SUPPLIED ENTRIES
# # # # # # #
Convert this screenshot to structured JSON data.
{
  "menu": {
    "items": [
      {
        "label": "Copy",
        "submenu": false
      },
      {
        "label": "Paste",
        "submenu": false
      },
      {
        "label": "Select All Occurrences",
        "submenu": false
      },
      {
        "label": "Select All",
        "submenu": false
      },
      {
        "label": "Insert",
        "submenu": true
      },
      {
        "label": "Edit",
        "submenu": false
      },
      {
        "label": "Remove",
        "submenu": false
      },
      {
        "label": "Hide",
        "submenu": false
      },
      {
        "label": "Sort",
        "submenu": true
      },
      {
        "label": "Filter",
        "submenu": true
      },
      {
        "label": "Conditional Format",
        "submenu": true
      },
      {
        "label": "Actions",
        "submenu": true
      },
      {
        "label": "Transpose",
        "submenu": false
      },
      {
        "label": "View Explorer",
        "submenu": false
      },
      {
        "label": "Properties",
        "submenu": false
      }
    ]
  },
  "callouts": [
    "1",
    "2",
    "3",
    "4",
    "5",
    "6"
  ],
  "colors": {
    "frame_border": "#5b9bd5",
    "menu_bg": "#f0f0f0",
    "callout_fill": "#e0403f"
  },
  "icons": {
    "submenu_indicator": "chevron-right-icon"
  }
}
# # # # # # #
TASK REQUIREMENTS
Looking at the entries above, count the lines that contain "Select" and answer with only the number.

EXERCISE ANSWER
2